By Matt Zuzulo
NEW YORK – Members of the Society of American Business Editors and Writers gathered for a conference on Friday, Oct. 10 at the McGraw Center for Business Journalism at CUNY Graduate School of Journalism. Speakers Ben Casselman of FiveThirtyEight, Neil Irwin of the New York Times, Matthew Philips of Quartz and Moderator Annalyn Kurtz of Columbia University discussed the growth of data-driven reporting and took a look at how it changes the way stories are being told.
The speakers commented on the power of data journalism and how a well-produced graphic can tell a rich and compelling story.
“[The audience] was finding something engaging that they want to be play around with,” said Irwin, an economic correspondent for the New York Times. “For a lot of people, this kind of rich experience can explain how the economy’s doing better than I can.”
Even though all three publications (and more) compete with each other in the same niche they say that the rivalry isn’t an issue. “I think the competition is overblown,” said Cassleman. “I don’t think people are ditching one for another.” He says it’s the data reporting audience is growing and more people reading about it is beneficial for all websites in the market. “There is a deep hunger among the global audience for stories told these ways,” Irwin said.
The panel also commented on some of the challenges that can arise from data reporting.
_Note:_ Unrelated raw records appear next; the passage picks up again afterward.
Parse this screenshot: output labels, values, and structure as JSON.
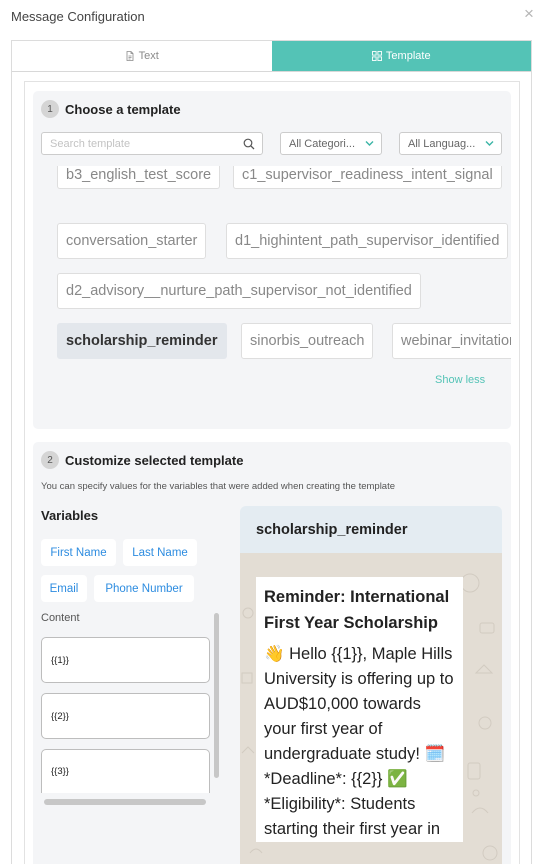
{
  "dialog": {
    "title": "Message Configuration",
    "close": "×"
  },
  "tabs": [
    {
      "label": "Text",
      "icon": "document-icon",
      "active": false
    },
    {
      "label": "Template",
      "icon": "grid-icon",
      "active": true
    }
  ],
  "step1": {
    "number": "1",
    "title": "Choose a template",
    "search_placeholder": "Search template",
    "category_filter": "All Categori...",
    "language_filter": "All Languag...",
    "templates": [
      "b3_english_test_score",
      "c1_supervisor_readiness_intent_signal",
      "conversation_starter",
      "d1_highintent_path_supervisor_identified",
      "d2_advisory__nurture_path_supervisor_not_identified",
      "scholarship_reminder",
      "sinorbis_outreach",
      "webinar_invitation"
    ],
    "selected_template": "scholarship_reminder",
    "show_less": "Show less"
  },
  "step2": {
    "number": "2",
    "title": "Customize selected template",
    "description": "You can specify values for the variables that were added when creating the template",
    "variables_heading": "Variables",
    "variable_chips": [
      "First Name",
      "Last Name",
      "Email",
      "Phone Number"
    ],
    "content_label": "Content",
    "content_fields": [
      "{{1}}",
      "{{2}}",
      "{{3}}"
    ]
  },
  "preview": {
    "template_name": "scholarship_reminder",
    "message_title": "Reminder: International First Year Scholarship",
    "message_body": "👋 Hello {{1}}, Maple Hills University is offering up to AUD$10,000 towards your first year of undergraduate study! 🗓️\n*Deadline*: {{2}} ✅\n*Eligibility*: Students starting their first year in"
  },
  "colors": {
    "accent": "#54c3b6",
    "link": "#2d8ce0",
    "section_bg": "#f4f5f7",
    "preview_header": "#e4ecf2",
    "preview_wallpaper": "#e3ddd4"
  }
}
After all, some data isn’t collected. “There’s stuff it is publicly available, but it’s not user friendly. It’s spread out in a million different places,” said Casselman.
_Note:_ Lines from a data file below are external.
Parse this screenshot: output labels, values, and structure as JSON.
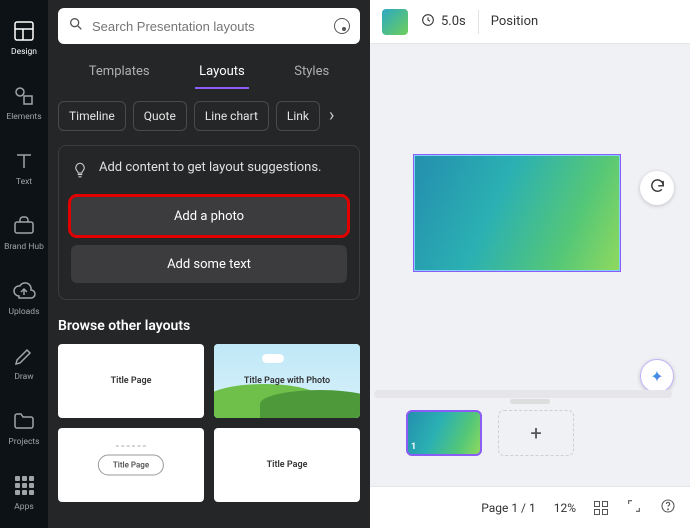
{
  "sidebar": {
    "items": [
      {
        "label": "Design"
      },
      {
        "label": "Elements"
      },
      {
        "label": "Text"
      },
      {
        "label": "Brand Hub"
      },
      {
        "label": "Uploads"
      },
      {
        "label": "Draw"
      },
      {
        "label": "Projects"
      },
      {
        "label": "Apps"
      }
    ]
  },
  "search": {
    "placeholder": "Search Presentation layouts"
  },
  "tabs": [
    {
      "label": "Templates"
    },
    {
      "label": "Layouts"
    },
    {
      "label": "Styles"
    }
  ],
  "chips": [
    {
      "label": "Timeline"
    },
    {
      "label": "Quote"
    },
    {
      "label": "Line chart"
    },
    {
      "label": "Link"
    }
  ],
  "suggest": {
    "message": "Add content to get layout suggestions.",
    "add_photo": "Add a photo",
    "add_text": "Add some text"
  },
  "browse": {
    "heading": "Browse other layouts",
    "items": [
      {
        "label": "Title Page"
      },
      {
        "label": "Title Page with Photo"
      },
      {
        "label": "Title Page"
      },
      {
        "label": "Title Page"
      }
    ]
  },
  "topbar": {
    "duration": "5.0s",
    "position": "Position"
  },
  "pages": {
    "thumb_number": "1",
    "indicator": "Page 1 / 1",
    "zoom": "12%"
  }
}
It’s one thing to find American employment data, but things like finding NFL suspension records is a different challenge.
Casselman said when FiveThirtyEight can’t find data they need for a story, they try to collect their own. Using the resources available such as news archives, they can build a workable data set. As an extra precaution, they enlist the help of readers to help collect
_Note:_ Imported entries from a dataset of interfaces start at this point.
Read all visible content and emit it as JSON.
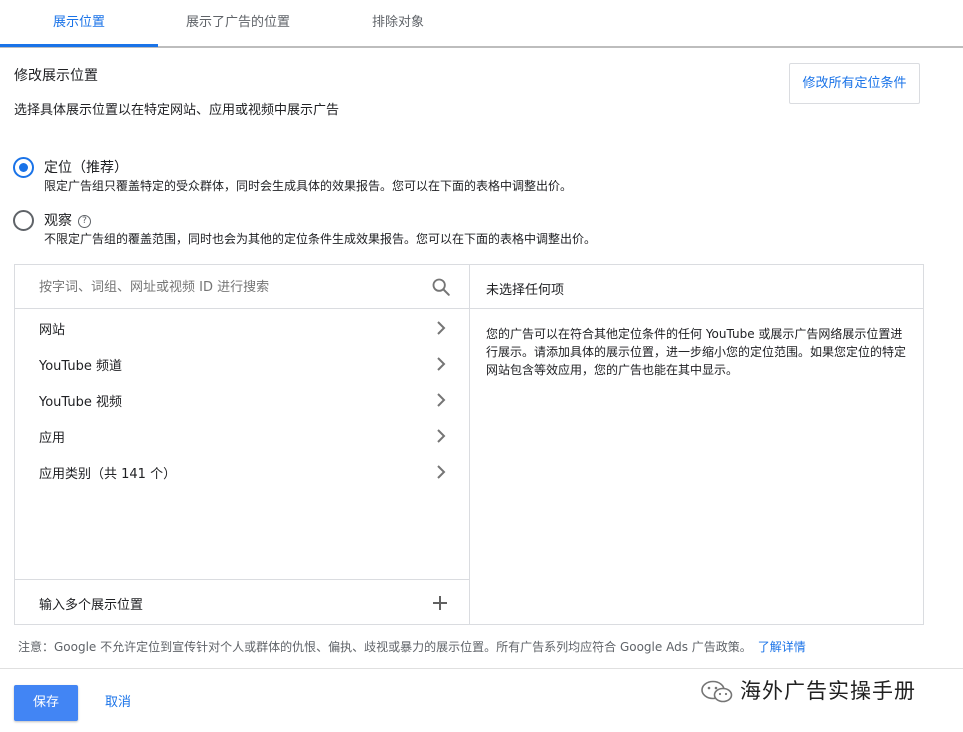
{
  "tabs": [
    {
      "label": "展示位置"
    },
    {
      "label": "展示了广告的位置"
    },
    {
      "label": "排除对象"
    }
  ],
  "header": {
    "title": "修改展示位置",
    "subtitle": "选择具体展示位置以在特定网站、应用或视频中展示广告",
    "edit_all_label": "修改所有定位条件"
  },
  "options": [
    {
      "label": "定位（推荐）",
      "description": "限定广告组只覆盖特定的受众群体，同时会生成具体的效果报告。您可以在下面的表格中调整出价。",
      "checked": true
    },
    {
      "label": "观察",
      "description": "不限定广告组的覆盖范围，同时也会为其他的定位条件生成效果报告。您可以在下面的表格中调整出价。",
      "checked": false,
      "help_icon": "?"
    }
  ],
  "search": {
    "placeholder": "按字词、词组、网址或视频 ID 进行搜索",
    "value": ""
  },
  "categories": [
    {
      "label": "网站"
    },
    {
      "label": "YouTube 频道"
    },
    {
      "label": "YouTube 视频"
    },
    {
      "label": "应用"
    },
    {
      "label": "应用类别（共 141 个）"
    }
  ],
  "multi_placements_label": "输入多个展示位置",
  "selection": {
    "title": "未选择任何项",
    "body": "您的广告可以在符合其他定位条件的任何 YouTube 或展示广告网络展示位置进行展示。请添加具体的展示位置，进一步缩小您的定位范围。如果您定位的特定网站包含等效应用，您的广告也能在其中显示。"
  },
  "notice": {
    "text": "注意：Google 不允许定位到宣传针对个人或群体的仇恨、偏执、歧视或暴力的展示位置。所有广告系列均应符合 Google Ads 广告政策。",
    "link": "了解详情"
  },
  "footer": {
    "save_label": "保存",
    "cancel_label": "取消"
  },
  "watermark": {
    "text": "海外广告实操手册"
  },
  "colors": {
    "accent": "#1a73e8",
    "save_button": "#4285f4",
    "border": "#dadce0"
  }
}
data and ensure it is a representative set.
Zuzolo is a senior at the University of Missouri.